-------- ENTRIES SUPPLIED
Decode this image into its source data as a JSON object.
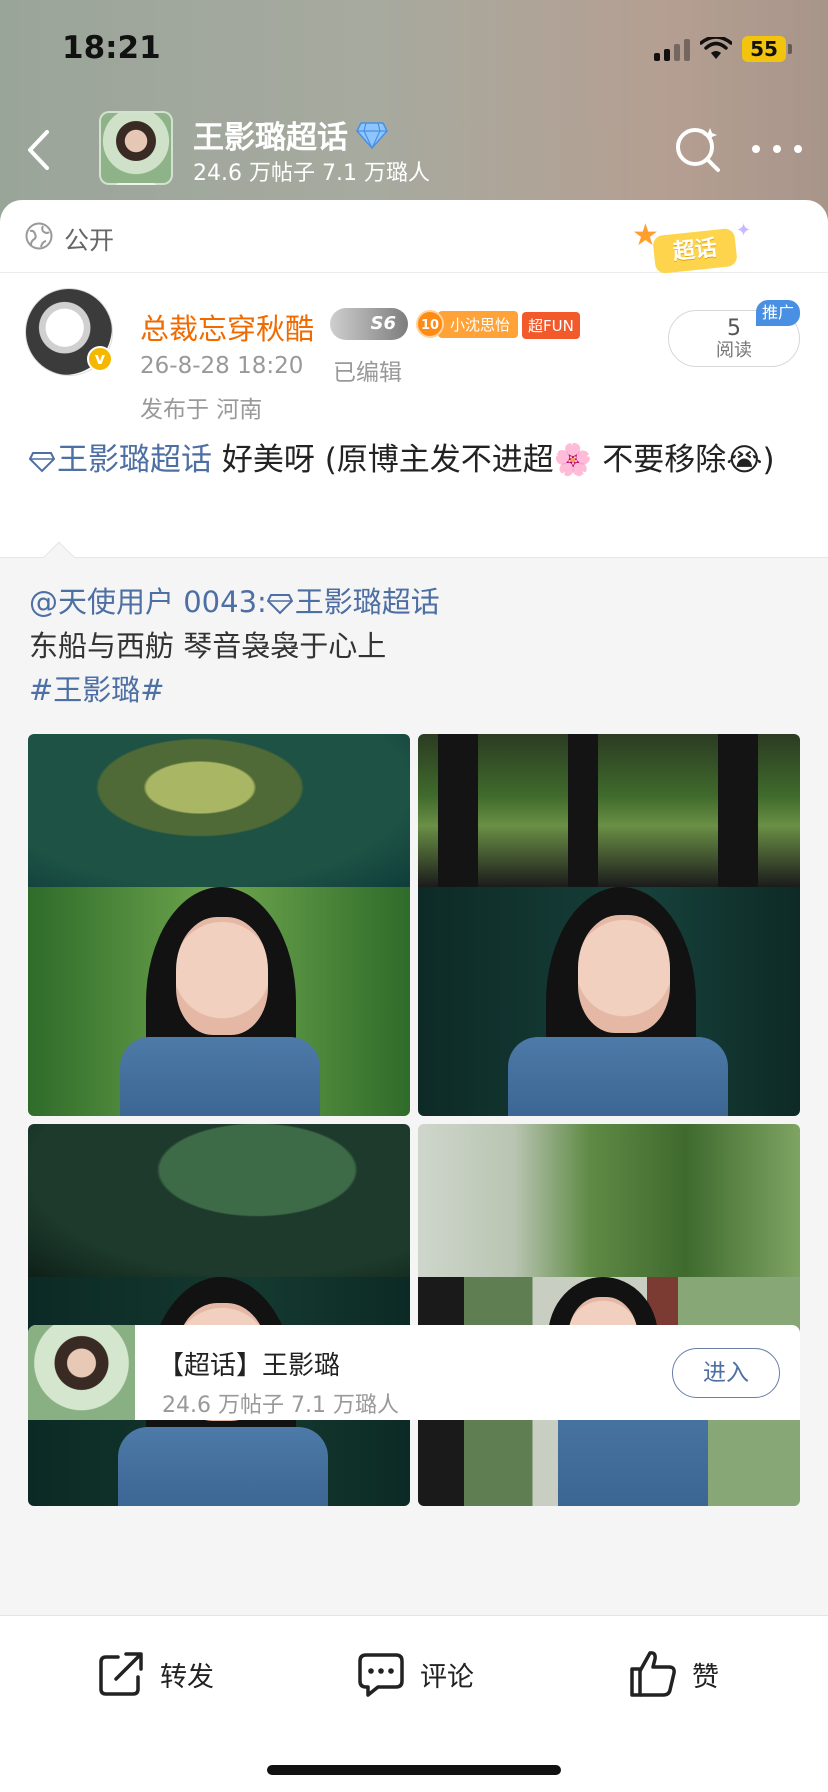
{
  "status_bar": {
    "time": "18:21",
    "battery": "55"
  },
  "header": {
    "topic_title": "王影璐超话",
    "topic_stats": "24.6 万帖子 7.1 万璐人"
  },
  "visibility": {
    "label": "公开",
    "badge": "超话"
  },
  "post": {
    "author": "总裁忘穿秋酷",
    "rank_badge": "S6",
    "fan_level": "10",
    "fan_badge": "小沈思怡",
    "superfun_badge": "超FUN",
    "time": "26-8-28 18:20",
    "edited": "已编辑",
    "location": "发布于 河南",
    "reads_count": "5",
    "reads_label": "阅读",
    "promo": "推广",
    "topic_link": "王影璐超话",
    "text": " 好美呀 (原博主发不进超🌸 不要移除😭)"
  },
  "repost": {
    "mention": "@天使用户 0043:",
    "topic_link": "王影璐超话",
    "line2": "东船与西舫 琴音袅袅于心上",
    "hashtag": "#王影璐#",
    "images": [
      {
        "alt": "photo-1"
      },
      {
        "alt": "photo-2"
      },
      {
        "alt": "photo-3"
      },
      {
        "alt": "photo-4"
      }
    ]
  },
  "topic_card": {
    "title": "【超话】王影璐",
    "stats": "24.6 万帖子 7.1 万璐人",
    "enter_label": "进入"
  },
  "actions": {
    "repost_label": "转发",
    "comment_label": "评论",
    "like_label": "赞"
  },
  "colors": {
    "link": "#4e6fa3",
    "author": "#f06a00",
    "battery": "#f2c40d"
  }
}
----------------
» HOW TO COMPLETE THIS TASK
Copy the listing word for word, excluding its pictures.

» COMPLETED TASK
Decode this image into its source data as a JSON object.
{
  "status_bar": {
    "time": "18:21",
    "battery": "55"
  },
  "header": {
    "topic_title": "王影璐超话",
    "topic_stats": "24.6 万帖子 7.1 万璐人"
  },
  "visibility": {
    "label": "公开",
    "badge": "超话"
  },
  "post": {
    "author": "总裁忘穿秋酷",
    "rank_badge": "S6",
    "fan_level": "10",
    "fan_badge": "小沈思怡",
    "superfun_badge": "超FUN",
    "time": "26-8-28 18:20",
    "edited": "已编辑",
    "location": "发布于 河南",
    "reads_count": "5",
    "reads_label": "阅读",
    "promo": "推广",
    "topic_link": "王影璐超话",
    "text": " 好美呀 (原博主发不进超🌸 不要移除😭)"
  },
  "repost": {
    "mention": "@天使用户 0043:",
    "topic_link": "王影璐超话",
    "line2": "东船与西舫 琴音袅袅于心上",
    "hashtag": "#王影璐#",
    "images": [
      {
        "alt": "photo-1"
      },
      {
        "alt": "photo-2"
      },
      {
        "alt": "photo-3"
      },
      {
        "alt": "photo-4"
      }
    ]
  },
  "topic_card": {
    "title": "【超话】王影璐",
    "stats": "24.6 万帖子 7.1 万璐人",
    "enter_label": "进入"
  },
  "actions": {
    "repost_label": "转发",
    "comment_label": "评论",
    "like_label": "赞"
  },
  "colors": {
    "link": "#4e6fa3",
    "author": "#f06a00",
    "battery": "#f2c40d"
  }
}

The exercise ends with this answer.